[Analysis] Terril Welch – FARM IN FOG

[Analysis] Terril Welch - FARM IN FOG

This is part analysis and part assessment.

This painting, fittingly titled the ‘Farm in Fog’, created on a 16×20″ gesso-board with a wood cradle, is quite a rousing piece of Impressionism.
The brush work is very reminiscent of Monet’s ‘The Summer, Poppy Field’ and ‘ Boy Fishing’ by Roy C. Nuse.

The painting describes a scene from a rural area. Free from the urban distortions of nature. We see only a single rooftop surrounded in trees, mist and grass with noticeable frozen dewdrops. The far background in hidden is mist – the contents hidden inside – undefined.

There is heavy fog, and hence low values of contrast. The color palette here seems very limited, I can remark on Burnt Umber, Olive Green, Prussian Green, Titanium White and Venetian Red. An expanse of ‘space’ is created by having a sparse foreground, with only the grass in proper focus and the rest of the trees and that one lone house out-of- focus ( although, paintings are meant to have everything in focus, and not photographic, with focus in the center and blurring out at the edges); hence, the use of ‘Impressionism’ for this has a dual effect, the scene and if interpreted with more ‘reality’, the background receding out of focus.
The use of rough dry brushes, has given it an aged look. As if, it is a painting from one’s vintage collection. The distortions and the ‘age’- make this painting ever more beautiful and sophisticated.

The vibrancy here is not created with color complements, but with the scene itself – regardless of the matte paints. The scene itself is fresh and alive with foliage – and nature. The blades of the grass flutter in the icy cold wind – even in this chill, ‘life’ and ‘nature’ is effervescent.

I recommend anyone who want to bring a splash of freshness into their living-room, to view it in detail ( and consider ordering it at: http://www.artsyhome.com/product/Farm-in-Fog )

Advertisements

Dystopia

Dystopia
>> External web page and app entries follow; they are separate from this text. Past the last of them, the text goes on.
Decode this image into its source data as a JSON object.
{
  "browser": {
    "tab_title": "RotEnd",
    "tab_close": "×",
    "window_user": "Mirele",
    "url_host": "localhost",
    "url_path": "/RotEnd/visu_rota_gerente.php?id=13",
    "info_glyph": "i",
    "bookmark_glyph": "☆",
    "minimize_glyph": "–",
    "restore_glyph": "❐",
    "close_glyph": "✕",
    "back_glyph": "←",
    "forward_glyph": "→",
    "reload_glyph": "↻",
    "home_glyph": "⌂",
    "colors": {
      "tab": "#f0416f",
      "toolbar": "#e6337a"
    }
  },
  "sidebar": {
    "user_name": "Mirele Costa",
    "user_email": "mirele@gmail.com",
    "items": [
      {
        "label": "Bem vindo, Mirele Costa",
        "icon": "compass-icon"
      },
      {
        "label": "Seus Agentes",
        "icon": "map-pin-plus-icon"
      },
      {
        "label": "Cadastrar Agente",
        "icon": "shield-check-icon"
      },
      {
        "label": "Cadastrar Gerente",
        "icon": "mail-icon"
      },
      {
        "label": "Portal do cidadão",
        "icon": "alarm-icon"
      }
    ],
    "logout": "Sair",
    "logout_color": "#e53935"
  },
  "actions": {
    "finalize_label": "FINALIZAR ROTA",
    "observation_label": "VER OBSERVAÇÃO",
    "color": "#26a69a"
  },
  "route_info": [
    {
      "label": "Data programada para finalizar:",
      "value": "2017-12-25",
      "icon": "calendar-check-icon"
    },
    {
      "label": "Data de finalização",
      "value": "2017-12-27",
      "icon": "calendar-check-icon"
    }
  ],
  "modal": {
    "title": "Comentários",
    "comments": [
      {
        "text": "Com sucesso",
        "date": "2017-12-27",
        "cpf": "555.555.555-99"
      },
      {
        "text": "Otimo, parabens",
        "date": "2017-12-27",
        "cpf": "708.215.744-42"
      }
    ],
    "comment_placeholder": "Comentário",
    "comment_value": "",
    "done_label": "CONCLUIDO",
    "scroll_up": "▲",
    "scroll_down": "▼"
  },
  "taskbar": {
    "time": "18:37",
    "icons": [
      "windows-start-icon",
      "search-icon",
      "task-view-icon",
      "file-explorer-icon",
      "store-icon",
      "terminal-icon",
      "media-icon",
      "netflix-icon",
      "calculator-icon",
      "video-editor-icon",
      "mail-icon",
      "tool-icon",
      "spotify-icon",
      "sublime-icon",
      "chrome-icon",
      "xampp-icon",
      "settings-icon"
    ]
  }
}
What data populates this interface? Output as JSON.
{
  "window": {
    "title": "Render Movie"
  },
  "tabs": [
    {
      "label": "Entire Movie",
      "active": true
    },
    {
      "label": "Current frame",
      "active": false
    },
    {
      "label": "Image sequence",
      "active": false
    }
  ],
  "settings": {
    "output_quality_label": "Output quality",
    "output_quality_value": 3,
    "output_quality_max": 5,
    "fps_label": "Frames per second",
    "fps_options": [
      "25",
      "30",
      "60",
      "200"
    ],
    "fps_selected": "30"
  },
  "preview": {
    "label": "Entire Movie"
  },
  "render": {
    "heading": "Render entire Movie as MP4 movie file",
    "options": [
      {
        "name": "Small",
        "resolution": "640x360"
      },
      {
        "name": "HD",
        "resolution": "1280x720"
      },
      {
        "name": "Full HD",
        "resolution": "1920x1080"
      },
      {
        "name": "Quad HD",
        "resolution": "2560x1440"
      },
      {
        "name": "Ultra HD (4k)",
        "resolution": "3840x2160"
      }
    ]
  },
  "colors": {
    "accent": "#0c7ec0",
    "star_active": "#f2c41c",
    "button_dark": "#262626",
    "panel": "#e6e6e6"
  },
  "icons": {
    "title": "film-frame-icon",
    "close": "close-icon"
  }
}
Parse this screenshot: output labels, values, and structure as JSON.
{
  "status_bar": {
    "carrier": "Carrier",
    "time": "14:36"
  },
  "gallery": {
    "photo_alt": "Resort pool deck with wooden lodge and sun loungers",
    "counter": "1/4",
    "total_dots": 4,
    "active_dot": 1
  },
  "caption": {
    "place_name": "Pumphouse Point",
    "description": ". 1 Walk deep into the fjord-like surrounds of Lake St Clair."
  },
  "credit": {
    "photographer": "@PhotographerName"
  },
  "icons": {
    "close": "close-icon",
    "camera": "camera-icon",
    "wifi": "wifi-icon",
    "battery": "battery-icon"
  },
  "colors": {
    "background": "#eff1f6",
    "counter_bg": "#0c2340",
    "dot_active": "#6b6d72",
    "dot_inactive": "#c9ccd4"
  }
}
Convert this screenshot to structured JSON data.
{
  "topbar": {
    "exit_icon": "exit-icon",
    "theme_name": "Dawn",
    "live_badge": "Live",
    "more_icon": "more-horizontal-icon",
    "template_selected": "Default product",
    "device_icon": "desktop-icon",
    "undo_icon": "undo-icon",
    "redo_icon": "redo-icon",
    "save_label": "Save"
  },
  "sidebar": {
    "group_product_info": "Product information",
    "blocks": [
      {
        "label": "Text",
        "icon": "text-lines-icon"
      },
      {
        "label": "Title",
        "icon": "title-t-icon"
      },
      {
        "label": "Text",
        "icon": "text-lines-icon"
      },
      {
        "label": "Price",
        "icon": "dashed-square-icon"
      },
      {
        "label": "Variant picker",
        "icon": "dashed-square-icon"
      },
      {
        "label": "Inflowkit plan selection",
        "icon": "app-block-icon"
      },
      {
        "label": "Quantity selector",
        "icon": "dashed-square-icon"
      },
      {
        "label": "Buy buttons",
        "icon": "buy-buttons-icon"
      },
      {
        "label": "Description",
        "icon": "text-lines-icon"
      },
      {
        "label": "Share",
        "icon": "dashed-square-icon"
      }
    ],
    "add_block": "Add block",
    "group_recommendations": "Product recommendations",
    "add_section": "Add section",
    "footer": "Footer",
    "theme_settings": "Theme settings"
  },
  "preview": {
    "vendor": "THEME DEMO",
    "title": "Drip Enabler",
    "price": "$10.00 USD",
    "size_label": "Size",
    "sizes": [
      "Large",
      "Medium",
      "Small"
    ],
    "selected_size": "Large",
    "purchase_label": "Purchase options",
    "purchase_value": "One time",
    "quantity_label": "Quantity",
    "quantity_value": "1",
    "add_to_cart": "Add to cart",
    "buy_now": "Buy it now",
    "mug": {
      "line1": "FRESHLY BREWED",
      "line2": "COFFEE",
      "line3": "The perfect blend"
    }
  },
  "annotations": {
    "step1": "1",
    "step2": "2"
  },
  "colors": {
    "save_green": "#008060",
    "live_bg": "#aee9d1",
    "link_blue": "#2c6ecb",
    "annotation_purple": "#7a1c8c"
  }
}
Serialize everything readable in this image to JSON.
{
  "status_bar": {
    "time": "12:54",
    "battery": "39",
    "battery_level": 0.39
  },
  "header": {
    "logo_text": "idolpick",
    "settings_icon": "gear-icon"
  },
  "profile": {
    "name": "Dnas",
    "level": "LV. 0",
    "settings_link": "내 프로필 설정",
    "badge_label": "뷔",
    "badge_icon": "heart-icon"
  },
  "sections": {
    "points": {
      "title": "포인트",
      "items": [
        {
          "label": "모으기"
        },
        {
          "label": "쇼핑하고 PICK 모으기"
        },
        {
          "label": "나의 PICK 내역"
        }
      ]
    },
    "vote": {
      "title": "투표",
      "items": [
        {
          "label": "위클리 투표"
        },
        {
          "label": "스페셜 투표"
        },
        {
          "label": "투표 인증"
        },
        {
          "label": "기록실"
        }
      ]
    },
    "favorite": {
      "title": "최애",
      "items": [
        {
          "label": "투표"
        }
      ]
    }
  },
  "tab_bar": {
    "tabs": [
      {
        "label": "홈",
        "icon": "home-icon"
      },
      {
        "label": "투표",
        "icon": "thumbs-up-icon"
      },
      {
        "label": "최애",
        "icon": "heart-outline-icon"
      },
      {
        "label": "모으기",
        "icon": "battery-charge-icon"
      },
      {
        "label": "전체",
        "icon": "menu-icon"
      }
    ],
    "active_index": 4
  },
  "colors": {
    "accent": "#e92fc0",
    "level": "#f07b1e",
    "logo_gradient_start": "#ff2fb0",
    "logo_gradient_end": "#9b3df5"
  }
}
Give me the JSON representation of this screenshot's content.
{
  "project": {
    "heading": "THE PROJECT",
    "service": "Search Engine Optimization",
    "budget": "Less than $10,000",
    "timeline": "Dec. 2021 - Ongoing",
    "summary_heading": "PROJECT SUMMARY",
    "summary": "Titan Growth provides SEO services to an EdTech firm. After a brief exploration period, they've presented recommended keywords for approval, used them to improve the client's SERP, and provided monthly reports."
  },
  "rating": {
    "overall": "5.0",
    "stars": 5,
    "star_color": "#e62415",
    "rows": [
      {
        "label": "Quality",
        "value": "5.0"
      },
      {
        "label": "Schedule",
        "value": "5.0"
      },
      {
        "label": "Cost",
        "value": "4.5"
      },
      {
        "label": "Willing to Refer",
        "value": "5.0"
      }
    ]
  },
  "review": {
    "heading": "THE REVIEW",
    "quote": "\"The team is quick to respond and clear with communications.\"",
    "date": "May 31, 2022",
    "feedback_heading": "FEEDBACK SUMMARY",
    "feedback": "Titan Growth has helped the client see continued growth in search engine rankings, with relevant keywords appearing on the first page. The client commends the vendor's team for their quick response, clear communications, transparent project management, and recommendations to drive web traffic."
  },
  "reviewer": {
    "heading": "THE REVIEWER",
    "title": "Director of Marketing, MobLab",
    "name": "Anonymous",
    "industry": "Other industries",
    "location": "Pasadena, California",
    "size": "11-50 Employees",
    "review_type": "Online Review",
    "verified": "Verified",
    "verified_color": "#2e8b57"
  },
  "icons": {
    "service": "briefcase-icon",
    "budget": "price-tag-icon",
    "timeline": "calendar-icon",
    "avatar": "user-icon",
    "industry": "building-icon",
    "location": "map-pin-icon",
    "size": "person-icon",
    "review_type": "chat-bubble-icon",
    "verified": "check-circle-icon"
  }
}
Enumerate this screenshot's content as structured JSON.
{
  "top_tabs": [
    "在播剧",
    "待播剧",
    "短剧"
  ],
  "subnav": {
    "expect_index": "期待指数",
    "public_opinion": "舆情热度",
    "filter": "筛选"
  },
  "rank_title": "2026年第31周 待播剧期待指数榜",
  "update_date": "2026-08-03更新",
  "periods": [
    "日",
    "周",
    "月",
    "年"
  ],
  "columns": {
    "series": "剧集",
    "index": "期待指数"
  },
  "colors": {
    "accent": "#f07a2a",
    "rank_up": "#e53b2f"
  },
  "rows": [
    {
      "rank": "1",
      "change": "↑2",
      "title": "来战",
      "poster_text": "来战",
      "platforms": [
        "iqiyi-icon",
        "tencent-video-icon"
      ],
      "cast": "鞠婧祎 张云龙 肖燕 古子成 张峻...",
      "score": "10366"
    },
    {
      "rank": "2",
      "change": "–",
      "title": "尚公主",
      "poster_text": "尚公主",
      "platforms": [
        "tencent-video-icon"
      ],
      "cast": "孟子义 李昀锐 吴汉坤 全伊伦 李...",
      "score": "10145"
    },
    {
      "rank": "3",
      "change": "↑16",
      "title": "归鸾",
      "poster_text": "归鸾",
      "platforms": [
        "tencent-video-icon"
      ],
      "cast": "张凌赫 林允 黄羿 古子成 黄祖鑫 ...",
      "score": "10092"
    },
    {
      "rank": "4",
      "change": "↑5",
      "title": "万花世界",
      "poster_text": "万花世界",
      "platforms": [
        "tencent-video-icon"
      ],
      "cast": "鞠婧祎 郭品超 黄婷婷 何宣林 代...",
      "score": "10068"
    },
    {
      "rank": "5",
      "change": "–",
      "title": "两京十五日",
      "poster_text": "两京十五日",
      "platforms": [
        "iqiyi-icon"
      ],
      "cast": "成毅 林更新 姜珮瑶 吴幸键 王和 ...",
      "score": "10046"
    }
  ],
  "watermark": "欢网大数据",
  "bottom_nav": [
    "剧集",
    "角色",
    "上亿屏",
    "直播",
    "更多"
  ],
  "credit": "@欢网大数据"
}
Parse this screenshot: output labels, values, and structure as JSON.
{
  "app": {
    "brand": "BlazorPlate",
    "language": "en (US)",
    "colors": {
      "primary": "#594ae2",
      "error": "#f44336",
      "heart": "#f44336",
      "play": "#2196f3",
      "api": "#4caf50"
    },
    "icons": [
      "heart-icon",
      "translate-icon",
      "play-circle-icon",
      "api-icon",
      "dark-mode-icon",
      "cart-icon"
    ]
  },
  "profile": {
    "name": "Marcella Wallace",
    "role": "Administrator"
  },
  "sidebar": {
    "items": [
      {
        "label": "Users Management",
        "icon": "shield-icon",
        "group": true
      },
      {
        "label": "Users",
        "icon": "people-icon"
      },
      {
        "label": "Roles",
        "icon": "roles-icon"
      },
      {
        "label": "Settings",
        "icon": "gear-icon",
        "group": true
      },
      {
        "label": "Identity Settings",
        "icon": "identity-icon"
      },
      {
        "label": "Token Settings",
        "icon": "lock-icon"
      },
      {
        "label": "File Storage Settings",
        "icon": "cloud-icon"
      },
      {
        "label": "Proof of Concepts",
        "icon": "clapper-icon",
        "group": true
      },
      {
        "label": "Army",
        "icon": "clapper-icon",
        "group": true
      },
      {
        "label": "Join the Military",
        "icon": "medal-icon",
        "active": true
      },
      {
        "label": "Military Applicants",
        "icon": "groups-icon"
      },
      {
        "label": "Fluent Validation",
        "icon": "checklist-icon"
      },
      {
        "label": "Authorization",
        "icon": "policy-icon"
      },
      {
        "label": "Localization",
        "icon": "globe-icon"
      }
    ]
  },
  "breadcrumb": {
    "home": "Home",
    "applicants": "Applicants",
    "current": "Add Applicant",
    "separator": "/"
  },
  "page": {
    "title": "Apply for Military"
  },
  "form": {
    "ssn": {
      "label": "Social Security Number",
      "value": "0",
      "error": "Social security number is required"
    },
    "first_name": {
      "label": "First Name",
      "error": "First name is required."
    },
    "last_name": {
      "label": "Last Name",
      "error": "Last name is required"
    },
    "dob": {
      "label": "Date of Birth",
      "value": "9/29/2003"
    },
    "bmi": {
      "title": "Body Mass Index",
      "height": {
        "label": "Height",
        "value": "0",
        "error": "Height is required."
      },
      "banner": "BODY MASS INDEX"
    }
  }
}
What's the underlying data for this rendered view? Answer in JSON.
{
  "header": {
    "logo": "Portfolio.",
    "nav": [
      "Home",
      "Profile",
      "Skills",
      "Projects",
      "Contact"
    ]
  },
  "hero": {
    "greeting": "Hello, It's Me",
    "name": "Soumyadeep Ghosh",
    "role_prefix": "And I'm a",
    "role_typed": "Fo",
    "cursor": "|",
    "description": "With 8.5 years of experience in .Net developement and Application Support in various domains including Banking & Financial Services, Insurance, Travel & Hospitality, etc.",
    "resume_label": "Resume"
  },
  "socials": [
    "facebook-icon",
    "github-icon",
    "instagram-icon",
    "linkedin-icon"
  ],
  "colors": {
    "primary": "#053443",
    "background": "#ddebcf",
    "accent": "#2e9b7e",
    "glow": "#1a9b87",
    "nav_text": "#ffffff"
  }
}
Created by Ibrar Yunus [ Spiffy ]
Dystopia
Digital Paints
_________________
Titled as Dystopia ( Dark state, environmental-urban deterioration), a total of 3 and a half hours were spent in completing this digital painting. As always I used PaintToolSAI for this, as I wanted blending to be natural (as oil paints are). The idea for this came, after I came across a selective color painting by some artist on Facebook; his/her painting also used purple palette and I felt a sense of ‘royal’ and ‘dream-like’ feelings being emitted by that. Perhaps the fixed emotion ( not happy nor sad ) contributed to some extend to this, but the contrasting background (dark purple behind right purple) promoted this. So moving on, I chose ‘blending’ over ‘contrast’ as it gives ‘softness’ to the painting; even when bright or very dull colors are used. In my paintings i have noticed that colors them selves dont make a painting bright or dull; but they are relative on each other, a painting that uses very bright colors can appear very dull indeed, if the palette doesnt use any contrast.
The ‘figurative’ and ’emotional’ nature of this painting tell us about ones need to go out once in a while and ponder over the apparent darkness of a busy/crowded/mechanized place. This does not mean that darkness exists everywhere, but the thoughts of a ‘young’ mind about one’s survival in the ‘Practical World’. A scene depicting the time of the dawn is shown, as this is the time when the cold breeze brushes against you and one is fresh and ready to go out and then stop! ‘think about whats more to come?’. The butterfly depicts hope, and works as to counter the darkness of the city behind and the painting itself. The orbs add to the lightness of the sky (even though the sky is ‘in’ the background); this is a visual indication that ‘don’t look down and be frightened, keep your hopes high, look up! up at the bright sky; there are surely better things to come!’

As Étoile Bleue, the shades of purple here show ‘dream-like’ presence.
________________________________

This concludes the detail analysis by the Artist himself. You are welcome to interpret this in your own way. 🙂